Johannesburg - South Africa's electricity shortage was stifling economic growth, the head of the Independent Power Producers' Association said on Tuesday.
"You cannot grow your economy without new electricity," the association's MD, Doug Kuni, said at a Free Market Foundation media briefing in Johannesburg.
Blackouts in 2007 and 2008 had cost the economy between R50bn and R119bn, he said.
These shortages also dragged down future growth as companies had not been able to expand their output. But Eskom's current strategy was also damaging, said Kuni.
The current power supply was short by 5000MW.
"We seem to think the power crisis has passed... but with the current shortage, there should be load shedding," he said.

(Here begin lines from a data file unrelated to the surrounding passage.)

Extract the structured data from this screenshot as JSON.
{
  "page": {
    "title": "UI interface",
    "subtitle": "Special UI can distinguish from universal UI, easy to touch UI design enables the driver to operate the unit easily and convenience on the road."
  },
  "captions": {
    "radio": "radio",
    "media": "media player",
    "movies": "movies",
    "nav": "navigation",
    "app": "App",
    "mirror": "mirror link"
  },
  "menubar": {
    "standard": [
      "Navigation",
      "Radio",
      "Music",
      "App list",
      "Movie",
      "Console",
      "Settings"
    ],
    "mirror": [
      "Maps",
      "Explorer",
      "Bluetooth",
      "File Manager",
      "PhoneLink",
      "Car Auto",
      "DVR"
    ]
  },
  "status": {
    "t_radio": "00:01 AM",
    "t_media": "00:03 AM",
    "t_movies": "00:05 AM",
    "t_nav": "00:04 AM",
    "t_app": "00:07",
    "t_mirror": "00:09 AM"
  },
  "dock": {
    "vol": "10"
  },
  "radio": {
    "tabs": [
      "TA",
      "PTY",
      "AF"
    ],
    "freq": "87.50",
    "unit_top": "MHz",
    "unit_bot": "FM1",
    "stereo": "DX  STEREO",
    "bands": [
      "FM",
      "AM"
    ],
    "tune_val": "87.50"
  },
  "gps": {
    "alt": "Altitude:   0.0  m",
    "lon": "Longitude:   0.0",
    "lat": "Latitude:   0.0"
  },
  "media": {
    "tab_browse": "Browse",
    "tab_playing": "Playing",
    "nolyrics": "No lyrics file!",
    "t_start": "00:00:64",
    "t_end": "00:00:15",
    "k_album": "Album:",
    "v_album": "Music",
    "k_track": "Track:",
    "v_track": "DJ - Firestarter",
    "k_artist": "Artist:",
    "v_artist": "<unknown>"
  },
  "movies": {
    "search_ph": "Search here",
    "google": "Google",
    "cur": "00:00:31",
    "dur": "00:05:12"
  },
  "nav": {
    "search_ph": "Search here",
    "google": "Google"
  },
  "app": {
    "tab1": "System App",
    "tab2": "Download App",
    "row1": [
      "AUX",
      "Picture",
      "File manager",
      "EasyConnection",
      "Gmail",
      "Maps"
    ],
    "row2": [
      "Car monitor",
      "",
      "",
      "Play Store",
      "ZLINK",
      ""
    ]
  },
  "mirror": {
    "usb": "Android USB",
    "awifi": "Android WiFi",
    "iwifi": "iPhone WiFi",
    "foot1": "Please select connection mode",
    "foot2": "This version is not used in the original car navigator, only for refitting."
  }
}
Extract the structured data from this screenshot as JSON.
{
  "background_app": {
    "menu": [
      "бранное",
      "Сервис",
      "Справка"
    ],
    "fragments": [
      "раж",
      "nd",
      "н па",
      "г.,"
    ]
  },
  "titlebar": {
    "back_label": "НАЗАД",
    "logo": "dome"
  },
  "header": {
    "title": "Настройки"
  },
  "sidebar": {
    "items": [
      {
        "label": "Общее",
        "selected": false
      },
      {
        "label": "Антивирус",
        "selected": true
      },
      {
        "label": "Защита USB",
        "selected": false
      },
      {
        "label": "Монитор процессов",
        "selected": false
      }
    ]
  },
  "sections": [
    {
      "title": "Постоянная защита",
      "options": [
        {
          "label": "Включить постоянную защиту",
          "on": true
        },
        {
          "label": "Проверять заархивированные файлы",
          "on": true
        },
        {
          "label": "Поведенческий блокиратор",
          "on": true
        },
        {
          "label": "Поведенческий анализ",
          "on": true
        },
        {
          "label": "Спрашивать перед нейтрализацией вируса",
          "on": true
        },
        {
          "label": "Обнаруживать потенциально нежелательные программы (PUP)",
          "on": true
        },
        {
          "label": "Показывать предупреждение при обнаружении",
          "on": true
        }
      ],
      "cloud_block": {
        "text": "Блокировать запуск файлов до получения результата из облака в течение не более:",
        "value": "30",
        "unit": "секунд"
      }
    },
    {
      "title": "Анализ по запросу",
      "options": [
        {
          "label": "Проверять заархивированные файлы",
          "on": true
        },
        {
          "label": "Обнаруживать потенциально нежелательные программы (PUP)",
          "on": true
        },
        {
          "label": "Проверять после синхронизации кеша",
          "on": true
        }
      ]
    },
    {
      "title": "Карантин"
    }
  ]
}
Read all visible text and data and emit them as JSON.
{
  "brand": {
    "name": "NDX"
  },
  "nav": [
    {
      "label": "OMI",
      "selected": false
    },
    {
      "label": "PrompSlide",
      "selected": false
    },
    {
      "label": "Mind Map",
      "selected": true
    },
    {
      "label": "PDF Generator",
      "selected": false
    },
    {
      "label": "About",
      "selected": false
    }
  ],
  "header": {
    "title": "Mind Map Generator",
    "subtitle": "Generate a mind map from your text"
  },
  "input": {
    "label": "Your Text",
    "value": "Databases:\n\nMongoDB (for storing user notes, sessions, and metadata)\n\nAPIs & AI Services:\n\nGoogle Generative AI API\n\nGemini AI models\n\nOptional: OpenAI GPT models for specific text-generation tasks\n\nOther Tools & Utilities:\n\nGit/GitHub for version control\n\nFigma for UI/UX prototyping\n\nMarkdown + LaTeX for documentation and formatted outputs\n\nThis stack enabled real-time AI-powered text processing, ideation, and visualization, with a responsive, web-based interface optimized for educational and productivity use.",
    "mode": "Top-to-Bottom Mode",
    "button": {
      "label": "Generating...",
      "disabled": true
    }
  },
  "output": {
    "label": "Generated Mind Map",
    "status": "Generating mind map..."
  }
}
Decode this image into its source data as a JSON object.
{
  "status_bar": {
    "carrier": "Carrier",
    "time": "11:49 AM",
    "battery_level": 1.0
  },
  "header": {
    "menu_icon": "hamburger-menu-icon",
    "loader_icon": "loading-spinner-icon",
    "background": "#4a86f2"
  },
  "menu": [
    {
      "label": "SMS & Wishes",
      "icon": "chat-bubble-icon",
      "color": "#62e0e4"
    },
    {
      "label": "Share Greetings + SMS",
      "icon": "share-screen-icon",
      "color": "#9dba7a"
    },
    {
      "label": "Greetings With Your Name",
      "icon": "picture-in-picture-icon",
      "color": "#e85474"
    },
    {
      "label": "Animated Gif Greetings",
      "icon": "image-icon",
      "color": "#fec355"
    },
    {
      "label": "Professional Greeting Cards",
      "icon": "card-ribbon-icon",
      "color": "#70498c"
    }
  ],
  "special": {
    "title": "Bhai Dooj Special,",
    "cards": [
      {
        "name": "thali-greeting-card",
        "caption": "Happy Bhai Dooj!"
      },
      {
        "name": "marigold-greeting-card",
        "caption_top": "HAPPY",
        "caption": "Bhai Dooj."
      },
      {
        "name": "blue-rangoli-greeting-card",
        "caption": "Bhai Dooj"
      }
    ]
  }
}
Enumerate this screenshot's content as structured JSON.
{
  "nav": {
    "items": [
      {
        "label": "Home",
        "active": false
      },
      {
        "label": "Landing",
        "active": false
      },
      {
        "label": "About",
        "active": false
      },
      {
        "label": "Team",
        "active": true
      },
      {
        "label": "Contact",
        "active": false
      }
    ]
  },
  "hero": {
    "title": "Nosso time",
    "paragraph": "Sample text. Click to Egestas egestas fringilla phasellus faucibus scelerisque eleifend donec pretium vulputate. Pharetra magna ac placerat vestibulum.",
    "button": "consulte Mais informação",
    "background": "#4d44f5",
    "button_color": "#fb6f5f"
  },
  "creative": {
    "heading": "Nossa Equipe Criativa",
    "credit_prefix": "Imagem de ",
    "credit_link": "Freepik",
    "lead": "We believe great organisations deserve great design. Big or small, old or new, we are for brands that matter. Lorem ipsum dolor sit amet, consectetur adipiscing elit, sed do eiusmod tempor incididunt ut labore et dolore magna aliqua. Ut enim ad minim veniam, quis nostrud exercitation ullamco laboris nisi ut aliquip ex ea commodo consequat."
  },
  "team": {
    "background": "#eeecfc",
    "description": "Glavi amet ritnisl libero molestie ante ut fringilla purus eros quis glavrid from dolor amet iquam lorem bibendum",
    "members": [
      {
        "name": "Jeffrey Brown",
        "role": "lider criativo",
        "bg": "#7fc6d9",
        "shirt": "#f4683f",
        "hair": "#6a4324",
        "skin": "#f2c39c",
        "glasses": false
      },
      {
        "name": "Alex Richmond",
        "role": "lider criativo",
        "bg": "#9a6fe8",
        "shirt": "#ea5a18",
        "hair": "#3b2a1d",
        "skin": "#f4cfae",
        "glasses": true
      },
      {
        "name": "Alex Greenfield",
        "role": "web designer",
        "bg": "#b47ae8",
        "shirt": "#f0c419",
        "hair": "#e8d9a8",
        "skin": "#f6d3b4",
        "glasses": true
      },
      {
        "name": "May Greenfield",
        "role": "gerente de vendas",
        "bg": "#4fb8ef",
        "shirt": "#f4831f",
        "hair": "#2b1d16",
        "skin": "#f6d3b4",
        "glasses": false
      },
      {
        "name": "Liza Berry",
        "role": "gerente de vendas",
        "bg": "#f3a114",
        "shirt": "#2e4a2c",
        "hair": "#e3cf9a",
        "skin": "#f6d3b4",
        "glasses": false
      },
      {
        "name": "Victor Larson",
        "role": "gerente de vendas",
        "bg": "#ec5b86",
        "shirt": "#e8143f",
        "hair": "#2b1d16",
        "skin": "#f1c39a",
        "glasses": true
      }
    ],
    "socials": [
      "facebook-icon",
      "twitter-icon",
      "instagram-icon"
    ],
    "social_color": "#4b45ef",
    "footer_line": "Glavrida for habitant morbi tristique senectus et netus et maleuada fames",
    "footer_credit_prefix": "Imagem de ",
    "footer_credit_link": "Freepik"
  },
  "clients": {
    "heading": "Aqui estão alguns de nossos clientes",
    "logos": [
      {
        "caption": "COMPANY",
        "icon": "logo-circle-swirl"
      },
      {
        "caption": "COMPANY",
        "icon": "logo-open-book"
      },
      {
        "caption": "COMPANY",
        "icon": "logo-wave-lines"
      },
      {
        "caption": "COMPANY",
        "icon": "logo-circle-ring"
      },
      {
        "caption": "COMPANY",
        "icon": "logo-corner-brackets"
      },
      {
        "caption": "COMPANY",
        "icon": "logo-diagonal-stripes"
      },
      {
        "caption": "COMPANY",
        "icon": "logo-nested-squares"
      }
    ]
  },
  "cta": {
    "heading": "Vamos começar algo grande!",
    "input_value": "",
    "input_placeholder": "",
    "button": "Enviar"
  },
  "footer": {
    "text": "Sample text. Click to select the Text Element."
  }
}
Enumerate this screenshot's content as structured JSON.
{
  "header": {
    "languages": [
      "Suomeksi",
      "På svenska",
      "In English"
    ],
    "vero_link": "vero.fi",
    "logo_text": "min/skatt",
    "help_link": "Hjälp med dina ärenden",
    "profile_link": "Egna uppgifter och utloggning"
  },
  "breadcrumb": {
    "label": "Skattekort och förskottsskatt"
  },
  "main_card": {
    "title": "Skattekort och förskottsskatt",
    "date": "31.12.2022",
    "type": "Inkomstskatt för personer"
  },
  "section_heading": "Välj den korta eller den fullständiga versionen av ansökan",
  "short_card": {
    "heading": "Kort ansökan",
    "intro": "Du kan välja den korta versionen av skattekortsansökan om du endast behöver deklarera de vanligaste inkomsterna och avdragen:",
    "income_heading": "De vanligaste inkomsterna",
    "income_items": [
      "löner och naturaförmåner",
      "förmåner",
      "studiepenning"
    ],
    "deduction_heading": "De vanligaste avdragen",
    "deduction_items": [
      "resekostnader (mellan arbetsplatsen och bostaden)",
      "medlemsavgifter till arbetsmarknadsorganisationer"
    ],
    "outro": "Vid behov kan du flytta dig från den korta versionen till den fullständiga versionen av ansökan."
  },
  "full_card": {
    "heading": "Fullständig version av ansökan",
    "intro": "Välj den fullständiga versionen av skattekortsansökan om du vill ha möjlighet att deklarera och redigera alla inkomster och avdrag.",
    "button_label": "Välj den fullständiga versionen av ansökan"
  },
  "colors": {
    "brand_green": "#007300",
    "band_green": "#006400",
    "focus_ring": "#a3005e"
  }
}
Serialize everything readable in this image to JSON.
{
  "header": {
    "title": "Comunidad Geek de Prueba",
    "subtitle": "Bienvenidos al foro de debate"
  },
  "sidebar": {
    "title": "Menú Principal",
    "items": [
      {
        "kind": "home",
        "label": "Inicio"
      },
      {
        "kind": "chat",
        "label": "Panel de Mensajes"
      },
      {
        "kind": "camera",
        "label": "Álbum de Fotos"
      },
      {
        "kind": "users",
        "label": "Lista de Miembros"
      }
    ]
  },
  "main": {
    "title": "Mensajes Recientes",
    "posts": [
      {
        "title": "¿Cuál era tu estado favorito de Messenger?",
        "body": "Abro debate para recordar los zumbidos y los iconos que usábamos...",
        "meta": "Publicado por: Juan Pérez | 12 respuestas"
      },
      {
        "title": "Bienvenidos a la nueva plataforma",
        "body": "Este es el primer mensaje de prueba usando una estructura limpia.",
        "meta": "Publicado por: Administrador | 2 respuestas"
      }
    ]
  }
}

In order to keep the lights on, Eskom had resorted to buying back electricity from large energy users such as smelters.
While they received a "handsome" return for shutting down their production, it came at the expense of economic growth.
Furthermore, foreign companies were deterred from investing in South Africa by the power shortage.
Eskom's Medupi power station, which would add almost 5000MW of electricity capacity, was still under construction.
It had originally been scheduled for completion in 2012, but was now expected to be complete at the end of next year. Further delays were also possible.
With such a power shortage, economic development plans were meaningless.
Municipalities had to turn away developments as there was not enough power.
City Power in Johannesburg had to reject developments which would have added a total of 350MW to power demand in the past year.
Meanwhile, Ekurhuleni had turned down developments which would have needed 600MW of power.
Although independent companies could now generate electricity, they could not distribute power directly to consumers without Eskom, which owned the grid, he said.
In addition to the shortage of power generated, South Africa's distribution infrastructure was crumbling, said Free Market Foundation spokesman Eustace Davie.
This could lead to further blackouts, and would deter investment.
"We're in a serious situation," he said.
Little maintenance had been done for several years, resulting in a backlog of about R35bn.
Electricity was used by local governments to cross-subsidise other goods, he explained.
In addition, a decade-long attempt to restructure distribution meant municipalities had no incentive to invest in electricity infrastructure when they might not benefit.
As a result, spending on the grid itself had been neglected, he said.
"Some technical people are suggesting that in three years, if nothing is down, it could start breaking down," he said.
Davie recommended municipalities should either contract out the maintenance, or sell off the grid.
The solution was to establish an independent grid, either under government control or at least partially privatised.
In this situation, electricity companies could compete with each other to offer customers the best price.